▶ [Records for processing]:
※

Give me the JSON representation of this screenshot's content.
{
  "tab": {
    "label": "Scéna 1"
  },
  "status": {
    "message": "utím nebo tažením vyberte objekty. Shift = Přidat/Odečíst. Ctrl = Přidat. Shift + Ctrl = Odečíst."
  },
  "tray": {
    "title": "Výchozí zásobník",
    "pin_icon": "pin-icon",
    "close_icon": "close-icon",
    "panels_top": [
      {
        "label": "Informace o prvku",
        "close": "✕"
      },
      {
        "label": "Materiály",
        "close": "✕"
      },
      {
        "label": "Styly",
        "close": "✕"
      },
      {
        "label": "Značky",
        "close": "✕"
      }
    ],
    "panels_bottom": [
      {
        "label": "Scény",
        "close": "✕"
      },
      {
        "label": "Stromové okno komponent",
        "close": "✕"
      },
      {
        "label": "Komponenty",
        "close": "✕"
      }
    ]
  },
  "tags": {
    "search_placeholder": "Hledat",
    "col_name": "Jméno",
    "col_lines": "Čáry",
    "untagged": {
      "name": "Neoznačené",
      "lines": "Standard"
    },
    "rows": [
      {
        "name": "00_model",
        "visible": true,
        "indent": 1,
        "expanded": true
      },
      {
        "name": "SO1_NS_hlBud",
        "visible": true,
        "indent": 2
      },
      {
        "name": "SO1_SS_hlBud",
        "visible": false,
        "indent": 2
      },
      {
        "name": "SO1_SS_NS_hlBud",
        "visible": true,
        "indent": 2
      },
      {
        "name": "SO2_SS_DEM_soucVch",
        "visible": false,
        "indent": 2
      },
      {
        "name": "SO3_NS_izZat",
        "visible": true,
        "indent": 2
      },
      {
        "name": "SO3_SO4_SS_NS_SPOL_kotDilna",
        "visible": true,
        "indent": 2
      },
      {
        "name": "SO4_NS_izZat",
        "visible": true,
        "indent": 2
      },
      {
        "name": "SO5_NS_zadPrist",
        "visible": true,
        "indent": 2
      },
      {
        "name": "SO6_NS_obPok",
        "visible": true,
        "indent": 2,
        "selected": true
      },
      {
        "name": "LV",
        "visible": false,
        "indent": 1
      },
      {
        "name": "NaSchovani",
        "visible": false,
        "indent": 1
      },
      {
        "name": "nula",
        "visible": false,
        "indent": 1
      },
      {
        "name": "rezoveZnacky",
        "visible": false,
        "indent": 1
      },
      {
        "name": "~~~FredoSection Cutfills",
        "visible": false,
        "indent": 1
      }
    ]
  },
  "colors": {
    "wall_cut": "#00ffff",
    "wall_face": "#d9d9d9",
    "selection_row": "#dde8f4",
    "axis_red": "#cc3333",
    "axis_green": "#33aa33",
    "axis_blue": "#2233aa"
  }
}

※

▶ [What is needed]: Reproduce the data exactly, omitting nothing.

▶ [Response for this exercise]:
Give me the JSON representation of this screenshot's content.
{
  "tab": {
    "label": "Scéna 1"
  },
  "status": {
    "message": "utím nebo tažením vyberte objekty. Shift = Přidat/Odečíst. Ctrl = Přidat. Shift + Ctrl = Odečíst."
  },
  "tray": {
    "title": "Výchozí zásobník",
    "pin_icon": "pin-icon",
    "close_icon": "close-icon",
    "panels_top": [
      {
        "label": "Informace o prvku",
        "close": "✕"
      },
      {
        "label": "Materiály",
        "close": "✕"
      },
      {
        "label": "Styly",
        "close": "✕"
      },
      {
        "label": "Značky",
        "close": "✕"
      }
    ],
    "panels_bottom": [
      {
        "label": "Scény",
        "close": "✕"
      },
      {
        "label": "Stromové okno komponent",
        "close": "✕"
      },
      {
        "label": "Komponenty",
        "close": "✕"
      }
    ]
  },
  "tags": {
    "search_placeholder": "Hledat",
    "col_name": "Jméno",
    "col_lines": "Čáry",
    "untagged": {
      "name": "Neoznačené",
      "lines": "Standard"
    },
    "rows": [
      {
        "name": "00_model",
        "visible": true,
        "indent": 1,
        "expanded": true
      },
      {
        "name": "SO1_NS_hlBud",
        "visible": true,
        "indent": 2
      },
      {
        "name": "SO1_SS_hlBud",
        "visible": false,
        "indent": 2
      },
      {
        "name": "SO1_SS_NS_hlBud",
        "visible": true,
        "indent": 2
      },
      {
        "name": "SO2_SS_DEM_soucVch",
        "visible": false,
        "indent": 2
      },
      {
        "name": "SO3_NS_izZat",
        "visible": true,
        "indent": 2
      },
      {
        "name": "SO3_SO4_SS_NS_SPOL_kotDilna",
        "visible": true,
        "indent": 2
      },
      {
        "name": "SO4_NS_izZat",
        "visible": true,
        "indent": 2
      },
      {
        "name": "SO5_NS_zadPrist",
        "visible": true,
        "indent": 2
      },
      {
        "name": "SO6_NS_obPok",
        "visible": true,
        "indent": 2,
        "selected": true
      },
      {
        "name": "LV",
        "visible": false,
        "indent": 1
      },
      {
        "name": "NaSchovani",
        "visible": false,
        "indent": 1
      },
      {
        "name": "nula",
        "visible": false,
        "indent": 1
      },
      {
        "name": "rezoveZnacky",
        "visible": false,
        "indent": 1
      },
      {
        "name": "~~~FredoSection Cutfills",
        "visible": false,
        "indent": 1
      }
    ]
  },
  "colors": {
    "wall_cut": "#00ffff",
    "wall_face": "#d9d9d9",
    "selection_row": "#dde8f4",
    "axis_red": "#cc3333",
    "axis_green": "#33aa33",
    "axis_blue": "#2233aa"
  }
}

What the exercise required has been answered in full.